> [ABOUT THIS EXERCISE]
Without the pictures, set down everything in the listing exactly.

> [RECORDED INFORMATION]

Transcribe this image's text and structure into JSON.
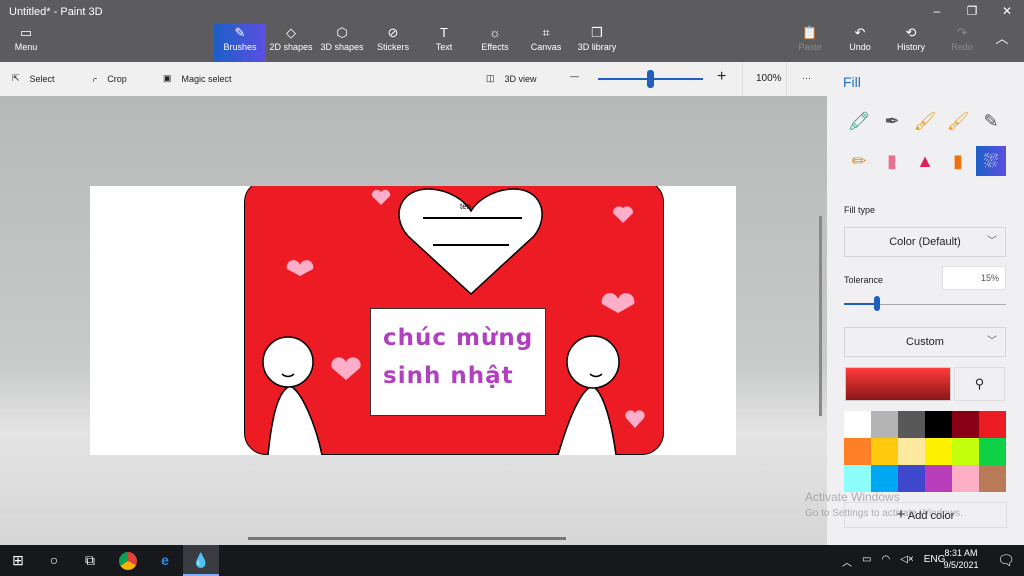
{
  "window": {
    "title": "Untitled* - Paint 3D",
    "minimize": "–",
    "restore": "❐",
    "close": "✕"
  },
  "ribbon": {
    "menu": {
      "icon": "folder-icon",
      "label": "Menu"
    },
    "tools": [
      {
        "label": "Brushes",
        "icon": "brush-icon",
        "glyph": "✎"
      },
      {
        "label": "2D shapes",
        "icon": "2d-shapes-icon",
        "glyph": "◇"
      },
      {
        "label": "3D shapes",
        "icon": "3d-shapes-icon",
        "glyph": "⬡"
      },
      {
        "label": "Stickers",
        "icon": "stickers-icon",
        "glyph": "⊘"
      },
      {
        "label": "Text",
        "icon": "text-icon",
        "glyph": "T"
      },
      {
        "label": "Effects",
        "icon": "effects-icon",
        "glyph": "☼"
      },
      {
        "label": "Canvas",
        "icon": "canvas-icon",
        "glyph": "⌗"
      },
      {
        "label": "3D library",
        "icon": "3d-library-icon",
        "glyph": "❒"
      }
    ],
    "active_tool": "Brushes",
    "paste": {
      "label": "Paste",
      "glyph": "📋"
    },
    "undo": {
      "label": "Undo",
      "glyph": "↶"
    },
    "history": {
      "label": "History",
      "glyph": "⟲"
    },
    "redo": {
      "label": "Redo",
      "glyph": "↷"
    },
    "collapse": "︿"
  },
  "toolbar": {
    "select": {
      "label": "Select",
      "glyph": "⇱"
    },
    "crop": {
      "label": "Crop",
      "glyph": "⌌"
    },
    "magic_select": {
      "label": "Magic select",
      "glyph": "▣"
    },
    "view3d": {
      "label": "3D view",
      "glyph": "◫"
    },
    "zoom_out": "—",
    "zoom_in": "+",
    "zoom_percent": "100%",
    "zoom_fraction": 0.5,
    "more": "···"
  },
  "canvas": {
    "heart_label": "tên",
    "greeting_line1": "chúc mừng",
    "greeting_line2": "sinh nhật",
    "card_color": "#ed1c24",
    "heart_color": "#ffaec9"
  },
  "panel": {
    "title": "Fill",
    "brushes": [
      {
        "name": "marker",
        "glyph": "🖍",
        "color": "#1a9a6a"
      },
      {
        "name": "calligraphy-pen",
        "glyph": "✒",
        "color": "#555"
      },
      {
        "name": "oil-brush",
        "glyph": "🖌",
        "color": "#e8a020"
      },
      {
        "name": "watercolor",
        "glyph": "🖌",
        "color": "#f0a030"
      },
      {
        "name": "pixel-pen",
        "glyph": "✎",
        "color": "#555"
      },
      {
        "name": "pencil",
        "glyph": "✏",
        "color": "#d09030"
      },
      {
        "name": "eraser",
        "glyph": "▮",
        "color": "#e87090"
      },
      {
        "name": "crayon",
        "glyph": "▲",
        "color": "#e0205a"
      },
      {
        "name": "spray-can",
        "glyph": "▮",
        "color": "#f07010"
      },
      {
        "name": "fill",
        "glyph": "⛆",
        "color": "#fff"
      }
    ],
    "fill_type_label": "Fill type",
    "fill_type_value": "Color (Default)",
    "tolerance_label": "Tolerance",
    "tolerance_value": "15%",
    "tolerance_fraction": 0.15,
    "color_mode": "Custom",
    "current_color": "#e02020",
    "palette": [
      "#ffffff",
      "#b4b4b4",
      "#585858",
      "#000000",
      "#880015",
      "#ed1c24",
      "#ff7f27",
      "#ffc90e",
      "#fde9a0",
      "#fff200",
      "#c4ff0e",
      "#0ed145",
      "#8cfffb",
      "#00a8f3",
      "#3f48cc",
      "#b83dba",
      "#ffaec8",
      "#b97a57"
    ],
    "add_color": "Add color"
  },
  "watermark": {
    "line1": "Activate Windows",
    "line2": "Go to Settings to activate Windows."
  },
  "taskbar": {
    "time": "8:31 AM",
    "date": "9/5/2021",
    "lang": "ENG"
  }
}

> [PROBLEM SOLUTION]
Transcribe this image's text and structure into JSON.
{
  "window": {
    "title": "Untitled* - Paint 3D",
    "minimize": "–",
    "restore": "❐",
    "close": "✕"
  },
  "ribbon": {
    "menu": {
      "icon": "folder-icon",
      "label": "Menu"
    },
    "tools": [
      {
        "label": "Brushes",
        "icon": "brush-icon",
        "glyph": "✎"
      },
      {
        "label": "2D shapes",
        "icon": "2d-shapes-icon",
        "glyph": "◇"
      },
      {
        "label": "3D shapes",
        "icon": "3d-shapes-icon",
        "glyph": "⬡"
      },
      {
        "label": "Stickers",
        "icon": "stickers-icon",
        "glyph": "⊘"
      },
      {
        "label": "Text",
        "icon": "text-icon",
        "glyph": "T"
      },
      {
        "label": "Effects",
        "icon": "effects-icon",
        "glyph": "☼"
      },
      {
        "label": "Canvas",
        "icon": "canvas-icon",
        "glyph": "⌗"
      },
      {
        "label": "3D library",
        "icon": "3d-library-icon",
        "glyph": "❒"
      }
    ],
    "active_tool": "Brushes",
    "paste": {
      "label": "Paste",
      "glyph": "📋"
    },
    "undo": {
      "label": "Undo",
      "glyph": "↶"
    },
    "history": {
      "label": "History",
      "glyph": "⟲"
    },
    "redo": {
      "label": "Redo",
      "glyph": "↷"
    },
    "collapse": "︿"
  },
  "toolbar": {
    "select": {
      "label": "Select",
      "glyph": "⇱"
    },
    "crop": {
      "label": "Crop",
      "glyph": "⌌"
    },
    "magic_select": {
      "label": "Magic select",
      "glyph": "▣"
    },
    "view3d": {
      "label": "3D view",
      "glyph": "◫"
    },
    "zoom_out": "—",
    "zoom_in": "+",
    "zoom_percent": "100%",
    "zoom_fraction": 0.5,
    "more": "···"
  },
  "canvas": {
    "heart_label": "tên",
    "greeting_line1": "chúc mừng",
    "greeting_line2": "sinh nhật",
    "card_color": "#ed1c24",
    "heart_color": "#ffaec9"
  },
  "panel": {
    "title": "Fill",
    "brushes": [
      {
        "name": "marker",
        "glyph": "🖍",
        "color": "#1a9a6a"
      },
      {
        "name": "calligraphy-pen",
        "glyph": "✒",
        "color": "#555"
      },
      {
        "name": "oil-brush",
        "glyph": "🖌",
        "color": "#e8a020"
      },
      {
        "name": "watercolor",
        "glyph": "🖌",
        "color": "#f0a030"
      },
      {
        "name": "pixel-pen",
        "glyph": "✎",
        "color": "#555"
      },
      {
        "name": "pencil",
        "glyph": "✏",
        "color": "#d09030"
      },
      {
        "name": "eraser",
        "glyph": "▮",
        "color": "#e87090"
      },
      {
        "name": "crayon",
        "glyph": "▲",
        "color": "#e0205a"
      },
      {
        "name": "spray-can",
        "glyph": "▮",
        "color": "#f07010"
      },
      {
        "name": "fill",
        "glyph": "⛆",
        "color": "#fff"
      }
    ],
    "fill_type_label": "Fill type",
    "fill_type_value": "Color (Default)",
    "tolerance_label": "Tolerance",
    "tolerance_value": "15%",
    "tolerance_fraction": 0.15,
    "color_mode": "Custom",
    "current_color": "#e02020",
    "palette": [
      "#ffffff",
      "#b4b4b4",
      "#585858",
      "#000000",
      "#880015",
      "#ed1c24",
      "#ff7f27",
      "#ffc90e",
      "#fde9a0",
      "#fff200",
      "#c4ff0e",
      "#0ed145",
      "#8cfffb",
      "#00a8f3",
      "#3f48cc",
      "#b83dba",
      "#ffaec8",
      "#b97a57"
    ],
    "add_color": "Add color"
  },
  "watermark": {
    "line1": "Activate Windows",
    "line2": "Go to Settings to activate Windows."
  },
  "taskbar": {
    "time": "8:31 AM",
    "date": "9/5/2021",
    "lang": "ENG"
  }
}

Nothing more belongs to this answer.